When Is It OK For A Recruiter To Say No To A Client?
It’s in a recruiter’s DNA to say yes to clients. After all, where would we be if we refused every job order that came through?
However, there are some cases where it makes sense for a recruiter to say no to a client. It’s not something we like to do, but sometimes we can tell in advance that accepting the job would not be in anyone’s best interest.
At HorizonOne, we pride ourselves on being open and transparent with every client and candidate. In fact, one of our values is integrity, no compromise – and we follow this in everything we do. This includes instilling in our recruiters not to have a knee jerk reaction every time a client sends through a new job order. Instead, they should properly assess it to determine if they’ll be able to deliver the best results.
With this in mind, here are 4 valid reasons why a recruiter might say no to a client…
1. The client has engaged 20 recruiters
Competition is natural in the recruitment industry, and we’re certainly happy to work on a role that may have a handful of other recruiters working on it too.
But if we know a client has sent their job order out to 20 recruiters, HorizonOne would automatically say no. This is because the commitment we would make to finding the best candidate would be overshadowed by the fact that we would have a 1 in 20 chance of our candidate being successful – often due to the fact that the client has a “first in, best dressed” approach to making an offer, regardless of whether the person is the best fit for the role.
Another fact that weighs heavily on our mind is the ability to engage with the client when it’s clear they don’t value building a relationship. When all that’s on offer is a lacklustre job order and no further communication, it’s difficult for us to get a high performing candidate excited about the role.
Our preferred option is to work any role exclusively, or alongside a handful of other respected agencies. Canberra is a small market, so a good recruiter will be well aware of which candidates are available in the market.
2. The client’s list of requirements for their “ideal” candidate is highly unrealistic
Clients who haven’t hired anyone recently, or does not see the value in deeper conversation with recruitment experts is often not in touch with the realities of the Canberra market. The ACT has the highest rate of skilled vacancies, the lowest rate of unemployment, and the fastest growing job market.
Because it’s difficult to secure top talent, clients need to be realistic about their expectations. For example, a client may write a job description for an administrative role and ask that the candidate has experience in graphic design, project management, or tech support. This is an unlikely skills combination, and probably has more to do with trying to find a quick but unrealistic fix and sees all of these things in one person, rather than thinking that they are realistically recruiting for three different roles.
We work with our clients to re-evaluate their job descriptions (and expectations!) as they evolve over time, to make sure they are realistic in terms of skills and experience. If a client is unwilling to budge and insists on finding a “one-size-fits-all” candidate, we are more likely to say no.
3. The salary is well below market value
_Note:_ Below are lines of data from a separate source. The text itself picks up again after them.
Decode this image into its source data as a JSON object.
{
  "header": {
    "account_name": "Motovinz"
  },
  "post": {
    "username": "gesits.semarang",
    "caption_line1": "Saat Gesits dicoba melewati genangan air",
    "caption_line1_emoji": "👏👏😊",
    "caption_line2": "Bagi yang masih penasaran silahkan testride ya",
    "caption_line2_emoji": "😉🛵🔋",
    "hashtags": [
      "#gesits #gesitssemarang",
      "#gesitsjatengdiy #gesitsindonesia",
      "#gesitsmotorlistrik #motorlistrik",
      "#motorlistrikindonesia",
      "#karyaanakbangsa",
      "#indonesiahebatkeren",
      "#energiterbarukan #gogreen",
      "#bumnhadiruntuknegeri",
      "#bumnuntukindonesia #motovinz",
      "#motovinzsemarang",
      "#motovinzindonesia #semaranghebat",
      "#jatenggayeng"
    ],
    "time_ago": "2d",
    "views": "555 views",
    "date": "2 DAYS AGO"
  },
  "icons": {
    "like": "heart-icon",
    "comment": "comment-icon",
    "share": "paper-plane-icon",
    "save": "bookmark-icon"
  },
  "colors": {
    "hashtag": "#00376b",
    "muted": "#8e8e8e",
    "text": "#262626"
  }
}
We don’t typically say yes to clients when the job on offer pays a lot less than current market value. It puts us in a really difficult position because we can’t go to market and say we have a great job opportunity when it’s $40,000 a year less than they would get anywhere else.
Of course, there are other ways to make a role more attractive – such as better leave entitlements, flexible working arrangements, or professional development. But where the client isn’t able to budge on any of these, it’s unlikely we’ll take it on.
We’re also wary of working with clients who go to market with a high salary and then lower it when making a formal offer. This impacts our reputation and the client’s employer brand, and it doesn’t take long for candidates to share their experience with peers.
4. The role falls outside our expertise
Over time, experienced recruiters develop a strong understanding of certain types of roles or industries. We become known in the space, and build up a great network of candidates and repeat clients.
At HorizonOne, we have a strong team of recruiters who have specialisations in a variety of fields. However, we know other recruitment firms are stronger in some areas (such as construction or hospitality). For this reason, we will almost always decline a job order of this sort and refer the client to another agency so they achieve the best results.
We are not saying no to the client – just the role
It’s important to note that when we as recruiters turn down a job order, we are not refusing the client in general. A recruiter will only choose not to work with a client if they have been badly mistreated or disrespected in the past, and it has jeopardised their relationship with a valued candidate.
Clients are always welcome and encouraged to approach us in the future to work on securing talent for a different role.
The recruiter-client relationship is one of mutual respect where both parties care about achieving the best result. Where we know we can do right by our client, the candidate, and themselves, we will happily accept.
We also educate and support our consultants to make these sometimes difficult decisions. Our consultants are great at rising to the challenge, however, they are never forced to accept these types of jobs.
General Manager – Recruitment Operations